> I've gotten strange stuff each time I've tried their tests. I
> particularly like the factor of 10 difference in upload speeds.
The FCC is probably doing this because US providers generally don't
release actual bandwidth, speeds or latency numbers their consumer
I understand the point behind the test.
Advertised numbers often don't mean anything.
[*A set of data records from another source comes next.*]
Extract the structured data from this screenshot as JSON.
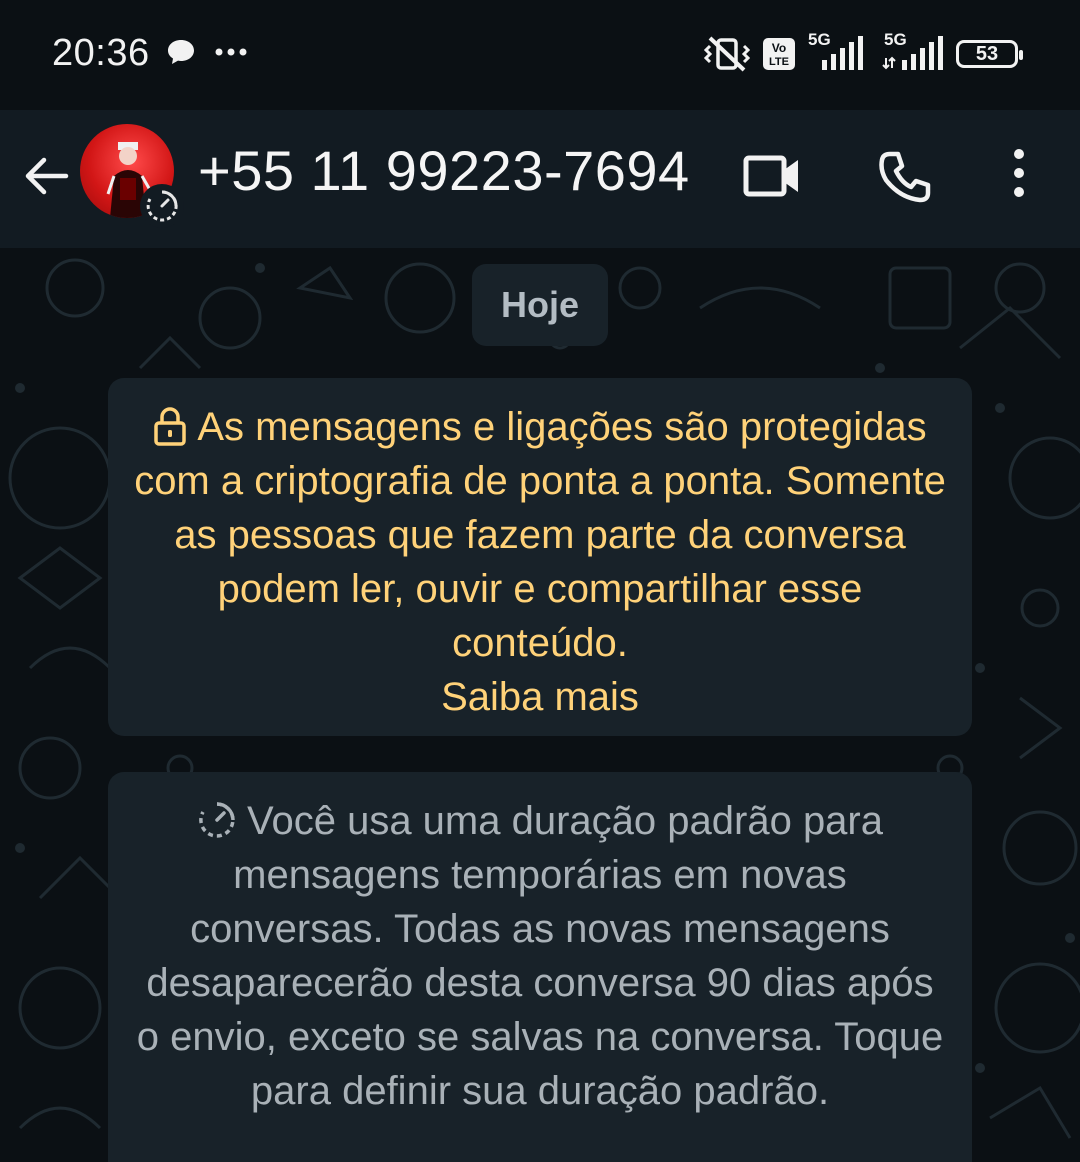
{
  "status_bar": {
    "time": "20:36",
    "volte_label": "Vo\nLTE",
    "network_1": "5G",
    "network_2": "5G",
    "battery_level": "53"
  },
  "header": {
    "contact_name": "+55 11 99223-7694"
  },
  "chat": {
    "date_label": "Hoje",
    "encryption_notice": "As mensagens e ligações são protegidas com a criptografia de ponta a ponta. Somente as pessoas que fazem parte da conversa podem ler, ouvir e compartilhar esse conteúdo.",
    "encryption_link": "Saiba mais",
    "temporary_notice": "Você usa uma duração padrão para mensagens temporárias em novas conversas. Todas as novas mensagens desaparecerão desta conversa 90 dias após o envio, exceto se salvas na conversa. Toque para definir sua duração padrão."
  },
  "colors": {
    "background": "#0b1014",
    "app_bar": "#121b22",
    "bubble": "#182229",
    "encryption_text": "#ffd279",
    "system_text": "#a9b1b7"
  }
}
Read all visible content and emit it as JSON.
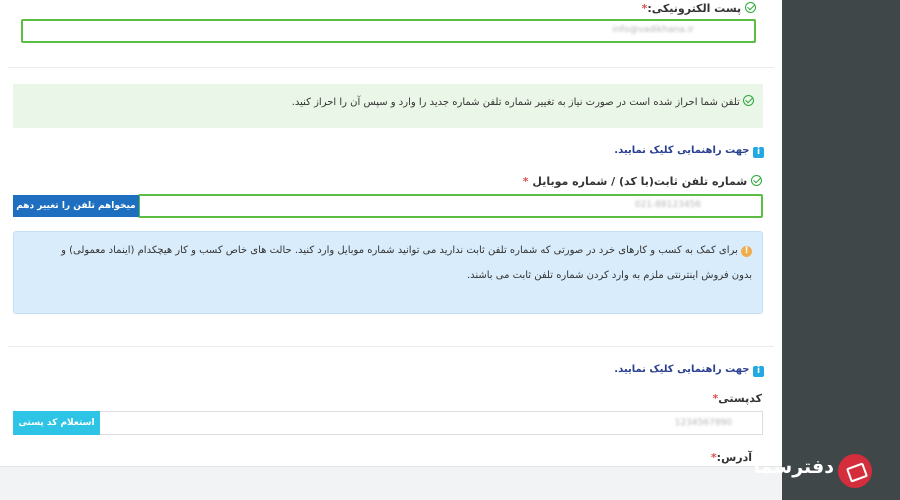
{
  "email_section": {
    "label": "پست الکترونیکی:",
    "required_mark": "*",
    "value": "info@vadikhana.ir"
  },
  "phone_verified_alert": {
    "text": "تلفن شما احراز شده است در صورت نیاز به تغییر شماره تلفن شماره جدید را وارد و سپس آن را احراز کنید."
  },
  "help_link_1": {
    "icon": "i",
    "text": "جهت راهنمایی کلیک نمایید."
  },
  "phone_section": {
    "label": "شماره تلفن ثابت(با کد) / شماره موبایل",
    "required_mark": "*",
    "value": "021-88123456",
    "change_button": "میخواهم تلفن را تغییر دهم"
  },
  "info_alert": {
    "icon": "!",
    "line1": "برای کمک به کسب و کارهای خرد در صورتی که شماره تلفن ثابت ندارید می توانید شماره موبایل وارد کنید. حالت های خاص کسب و کار هیچکدام (اینماد معمولی) و",
    "line2": "بدون فروش اینترنتی ملزم به وارد کردن شماره تلفن ثابت می باشند."
  },
  "help_link_2": {
    "icon": "i",
    "text": "جهت راهنمایی کلیک نمایید."
  },
  "postal_section": {
    "label": "کدپستی",
    "required_mark": "*",
    "value": "1234567890",
    "inquiry_button": "استعلام کد پستی"
  },
  "address_section": {
    "label": "آدرس:",
    "required_mark": "*"
  },
  "brand": {
    "name": "دفترسما"
  },
  "colors": {
    "success_green": "#5cbd45",
    "primary_blue": "#1e6fbf",
    "info_cyan": "#2ec4e6",
    "brand_red": "#d42d3c",
    "side_panel": "#3f4748"
  }
}
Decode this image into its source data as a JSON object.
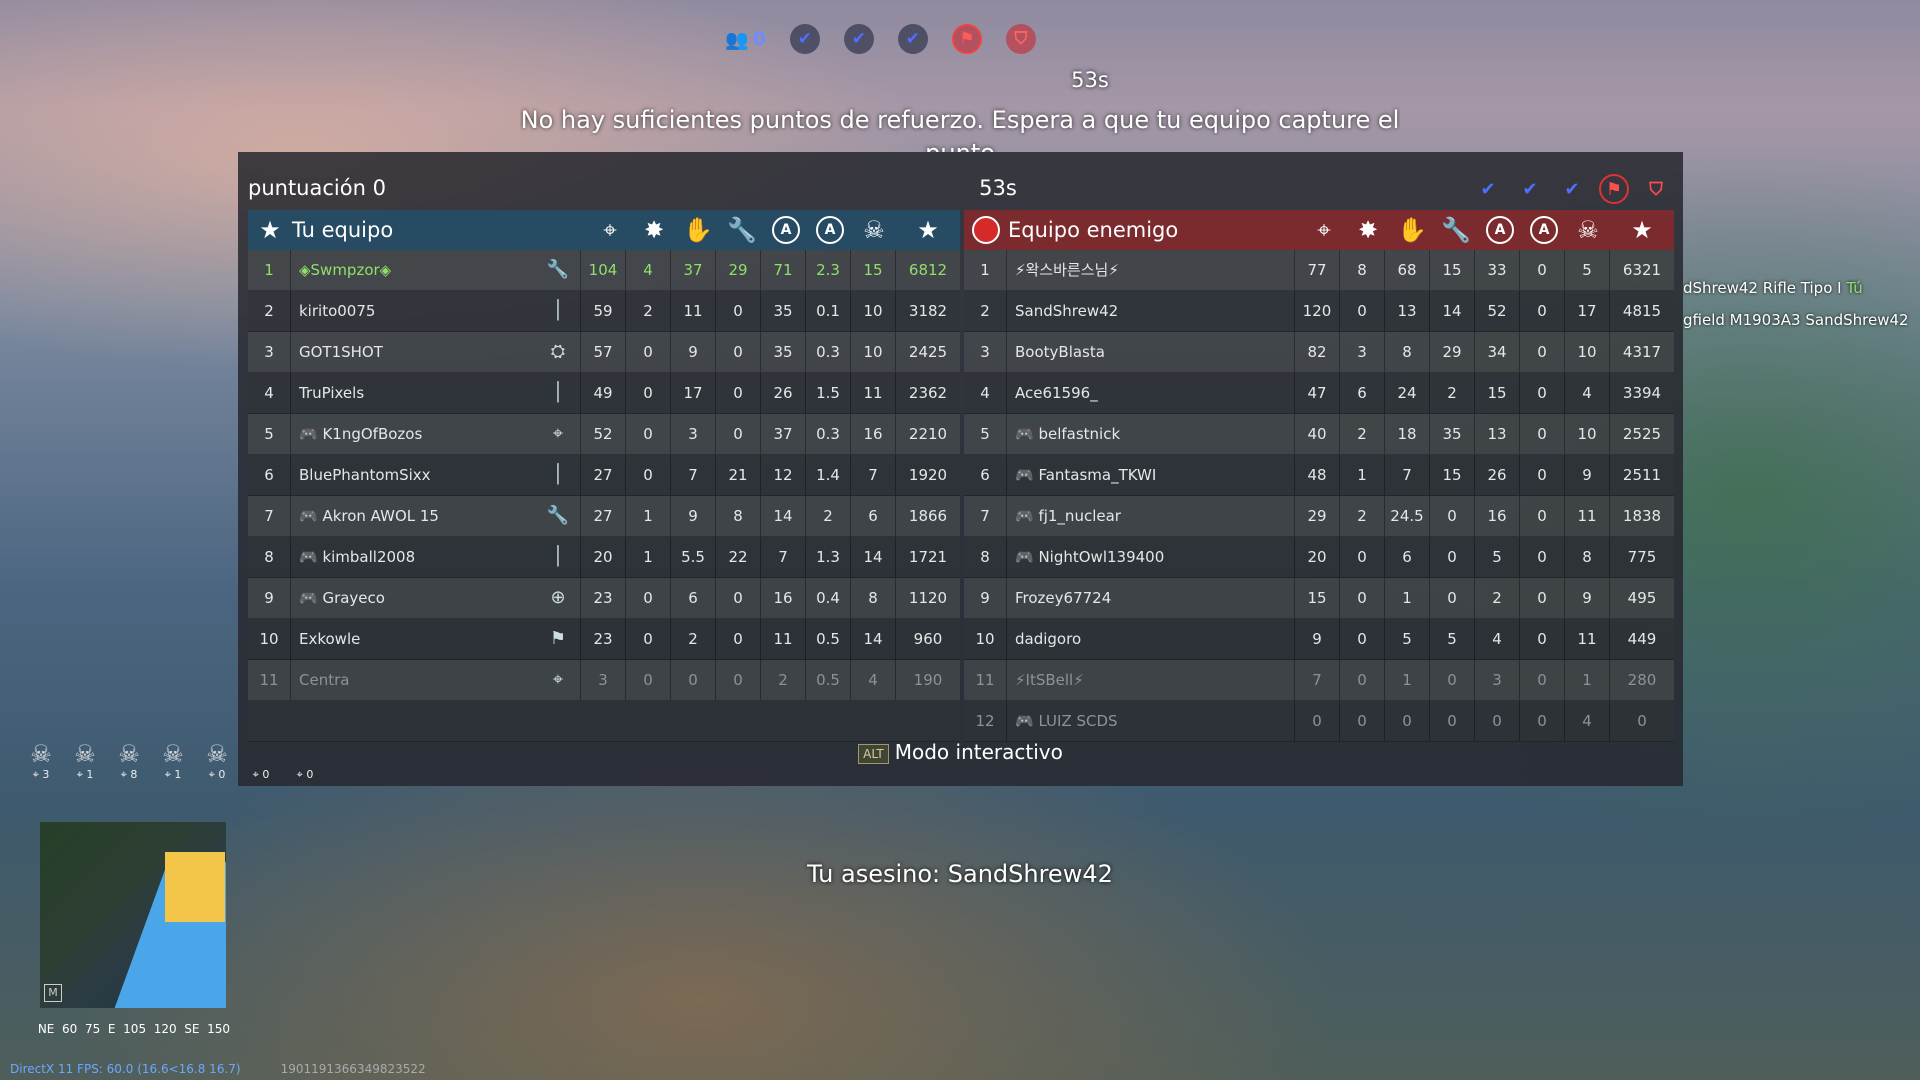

If
providers want to release better data, it might help the FCC understand
the current environment.
Some US providers have published data for their business customer
connections and backbones.
I realize that a high level of participation could result in the FCC
gaining a more complete understanding of broadband penetration, and
specific areas where there are problems.
However, I have some reservations as to whether or not the FCC will be
able to get enough people to participate in this to be able to generate
a meaningful dataset.
Further, major inconsistencies such as what I just pointed out brings
into question the validity of the test, and therefore the value.
I am not that concerned about the difference between 4Mbps and 5Mbps,
but when there's an order of magnitude difference involved... on the
I would guess, hopefully correctly, that Speedtest.net, Akamai, and
others already have a good handle on broadband speeds, and it seems to
me that the FCC could get a much more thorough picture of per-ISP
performance (which of course isn't street-level) simply by getting these
guys to summarize their results.
As such, the only real value I see the FCC tool offering is the potential
for visibility into things such as DSL speed/distance limitations, but in
order for that to be meaningful, you'd have to get a lot of people to run
Which brings us back to ... I'm not entirely sure that this is a useful